*** Dataset records Section Begins ***

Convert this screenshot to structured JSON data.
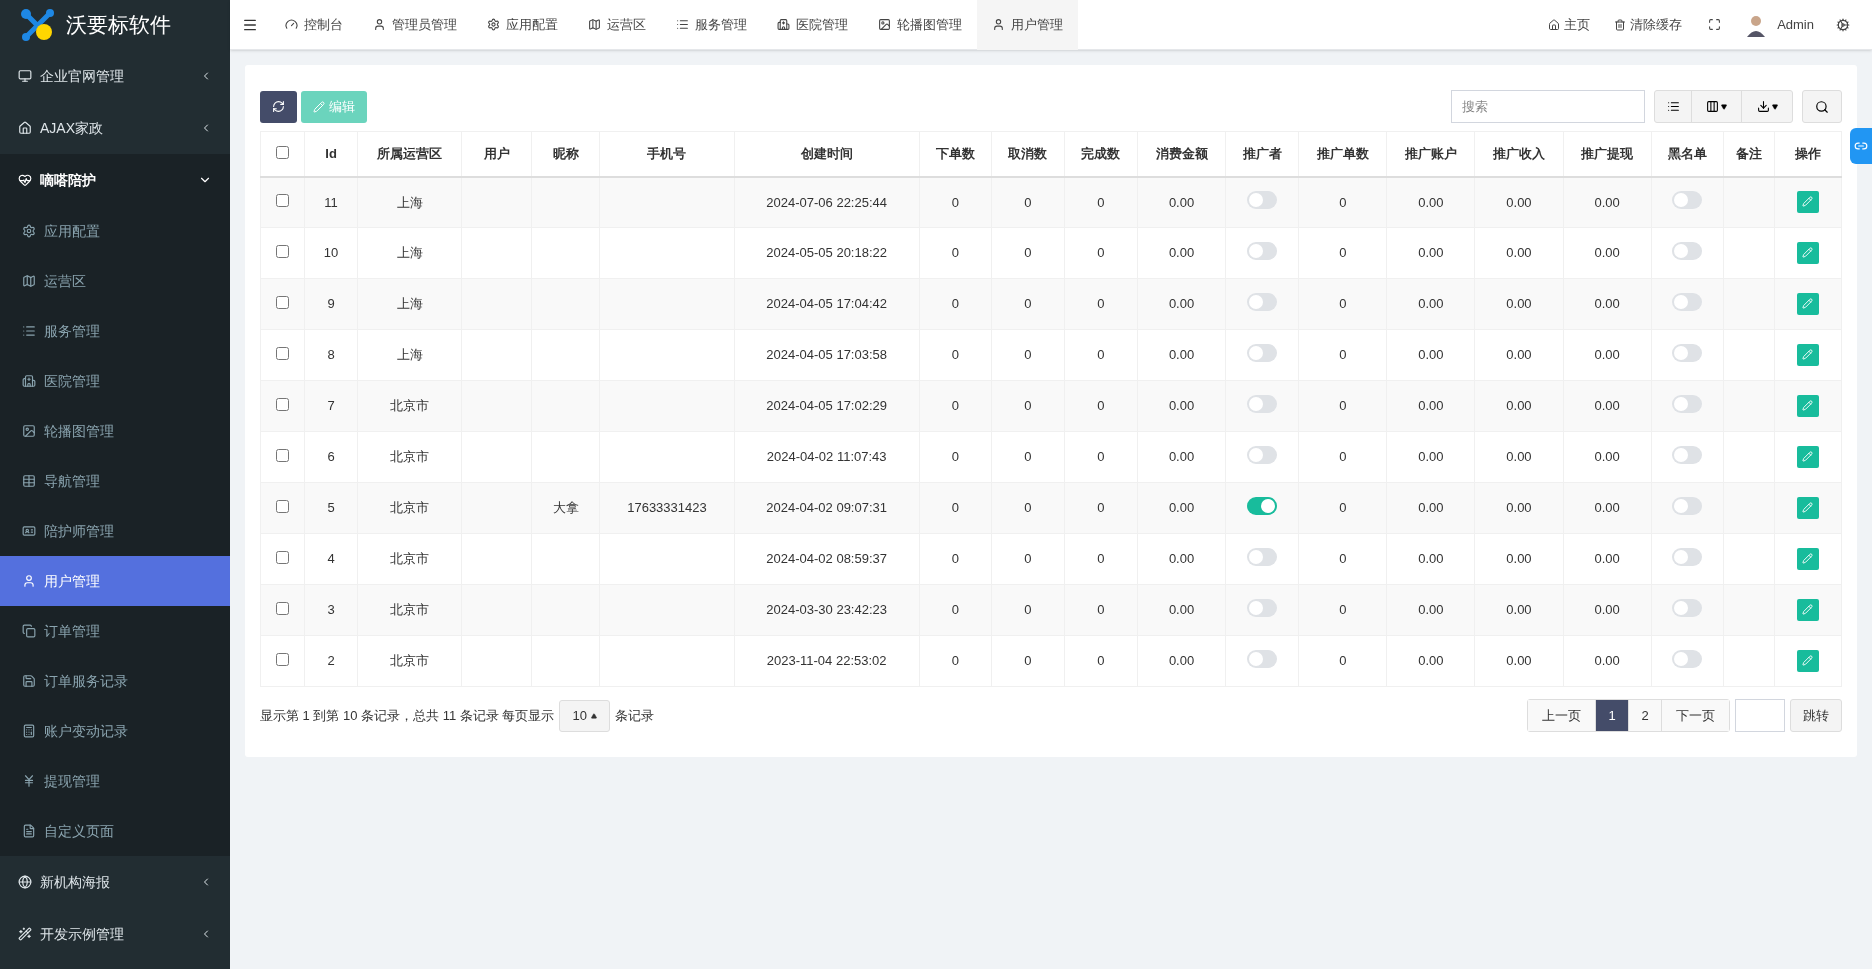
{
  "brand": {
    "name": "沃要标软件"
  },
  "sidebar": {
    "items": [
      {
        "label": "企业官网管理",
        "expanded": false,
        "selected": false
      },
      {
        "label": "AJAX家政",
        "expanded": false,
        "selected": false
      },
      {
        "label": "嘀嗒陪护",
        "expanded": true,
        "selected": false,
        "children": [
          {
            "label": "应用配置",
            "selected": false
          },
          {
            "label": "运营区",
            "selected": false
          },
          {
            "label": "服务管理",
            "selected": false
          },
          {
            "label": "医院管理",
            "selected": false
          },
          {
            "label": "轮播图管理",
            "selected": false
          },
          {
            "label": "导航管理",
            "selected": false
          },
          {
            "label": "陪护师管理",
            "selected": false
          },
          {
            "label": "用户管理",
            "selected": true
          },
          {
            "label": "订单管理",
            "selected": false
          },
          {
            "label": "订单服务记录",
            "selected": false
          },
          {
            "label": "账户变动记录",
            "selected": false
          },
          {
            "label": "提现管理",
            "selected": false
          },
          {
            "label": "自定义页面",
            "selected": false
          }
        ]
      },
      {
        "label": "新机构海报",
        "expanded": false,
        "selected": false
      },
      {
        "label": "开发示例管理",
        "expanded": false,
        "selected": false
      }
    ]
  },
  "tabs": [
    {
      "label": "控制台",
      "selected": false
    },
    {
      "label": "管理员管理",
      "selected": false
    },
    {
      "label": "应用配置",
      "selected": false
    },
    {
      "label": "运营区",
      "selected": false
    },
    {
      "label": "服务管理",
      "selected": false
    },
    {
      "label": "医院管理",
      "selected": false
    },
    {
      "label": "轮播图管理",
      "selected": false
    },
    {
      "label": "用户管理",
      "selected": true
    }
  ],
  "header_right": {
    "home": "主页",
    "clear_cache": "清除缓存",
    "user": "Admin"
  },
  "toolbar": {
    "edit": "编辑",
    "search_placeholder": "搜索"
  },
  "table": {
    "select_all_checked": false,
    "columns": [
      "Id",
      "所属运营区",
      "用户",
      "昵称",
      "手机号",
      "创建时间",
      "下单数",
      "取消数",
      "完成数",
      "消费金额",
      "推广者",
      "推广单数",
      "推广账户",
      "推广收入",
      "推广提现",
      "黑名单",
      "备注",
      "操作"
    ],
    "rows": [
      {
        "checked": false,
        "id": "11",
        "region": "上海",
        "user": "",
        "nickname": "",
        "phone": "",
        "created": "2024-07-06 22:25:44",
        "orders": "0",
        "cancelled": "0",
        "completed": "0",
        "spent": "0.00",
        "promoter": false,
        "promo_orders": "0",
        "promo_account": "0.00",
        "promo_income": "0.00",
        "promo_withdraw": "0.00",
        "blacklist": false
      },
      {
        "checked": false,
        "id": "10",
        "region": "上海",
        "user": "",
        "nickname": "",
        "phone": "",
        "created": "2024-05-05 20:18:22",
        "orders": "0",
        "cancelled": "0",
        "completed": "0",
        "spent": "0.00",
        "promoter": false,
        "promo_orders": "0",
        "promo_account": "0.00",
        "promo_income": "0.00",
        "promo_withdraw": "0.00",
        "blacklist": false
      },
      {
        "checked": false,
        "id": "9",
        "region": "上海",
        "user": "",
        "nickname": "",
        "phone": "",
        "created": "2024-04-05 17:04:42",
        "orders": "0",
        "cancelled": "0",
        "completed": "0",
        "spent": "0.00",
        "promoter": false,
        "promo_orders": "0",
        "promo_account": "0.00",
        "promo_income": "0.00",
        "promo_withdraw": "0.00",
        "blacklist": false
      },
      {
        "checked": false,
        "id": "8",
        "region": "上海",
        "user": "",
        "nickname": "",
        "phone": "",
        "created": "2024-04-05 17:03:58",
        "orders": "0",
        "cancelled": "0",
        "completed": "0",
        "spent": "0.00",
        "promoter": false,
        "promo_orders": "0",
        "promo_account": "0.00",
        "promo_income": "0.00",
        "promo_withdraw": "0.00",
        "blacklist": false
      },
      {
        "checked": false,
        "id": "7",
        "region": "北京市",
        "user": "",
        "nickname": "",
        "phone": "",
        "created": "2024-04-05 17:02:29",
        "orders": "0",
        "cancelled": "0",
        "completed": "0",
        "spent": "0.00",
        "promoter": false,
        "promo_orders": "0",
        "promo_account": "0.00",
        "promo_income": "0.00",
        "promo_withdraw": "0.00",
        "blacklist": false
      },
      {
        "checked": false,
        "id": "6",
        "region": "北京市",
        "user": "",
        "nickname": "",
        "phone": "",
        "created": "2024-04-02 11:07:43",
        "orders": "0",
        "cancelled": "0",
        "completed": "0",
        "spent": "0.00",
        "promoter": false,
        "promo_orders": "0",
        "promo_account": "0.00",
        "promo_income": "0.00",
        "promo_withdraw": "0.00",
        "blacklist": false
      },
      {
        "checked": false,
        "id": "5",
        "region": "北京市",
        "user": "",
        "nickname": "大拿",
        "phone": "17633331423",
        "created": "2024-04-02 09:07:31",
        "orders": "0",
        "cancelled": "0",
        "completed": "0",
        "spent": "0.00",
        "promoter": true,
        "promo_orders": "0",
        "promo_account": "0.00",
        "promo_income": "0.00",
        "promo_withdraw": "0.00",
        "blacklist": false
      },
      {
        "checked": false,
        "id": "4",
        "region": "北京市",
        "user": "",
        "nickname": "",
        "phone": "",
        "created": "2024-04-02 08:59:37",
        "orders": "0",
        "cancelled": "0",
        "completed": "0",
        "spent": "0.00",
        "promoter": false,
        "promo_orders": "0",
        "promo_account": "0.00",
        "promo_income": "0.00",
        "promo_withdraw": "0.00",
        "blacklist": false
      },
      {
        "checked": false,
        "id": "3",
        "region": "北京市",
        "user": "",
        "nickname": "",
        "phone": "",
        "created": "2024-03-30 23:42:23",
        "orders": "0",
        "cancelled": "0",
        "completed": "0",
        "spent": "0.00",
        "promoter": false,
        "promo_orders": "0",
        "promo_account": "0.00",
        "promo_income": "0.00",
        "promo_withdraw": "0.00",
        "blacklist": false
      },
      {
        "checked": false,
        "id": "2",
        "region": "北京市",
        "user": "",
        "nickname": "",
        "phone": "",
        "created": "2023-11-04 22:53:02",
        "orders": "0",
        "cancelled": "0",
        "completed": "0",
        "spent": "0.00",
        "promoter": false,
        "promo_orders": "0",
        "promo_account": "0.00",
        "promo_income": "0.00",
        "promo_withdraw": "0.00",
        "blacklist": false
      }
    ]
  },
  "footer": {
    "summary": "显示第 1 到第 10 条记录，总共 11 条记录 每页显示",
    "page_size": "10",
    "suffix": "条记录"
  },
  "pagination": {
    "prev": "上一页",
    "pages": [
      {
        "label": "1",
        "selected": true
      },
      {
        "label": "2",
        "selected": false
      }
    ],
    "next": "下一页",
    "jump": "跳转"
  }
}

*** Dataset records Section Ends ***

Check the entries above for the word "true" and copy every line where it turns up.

        "expanded": true,
            "selected": true
      "selected": true
        "promoter": true,
        "selected": true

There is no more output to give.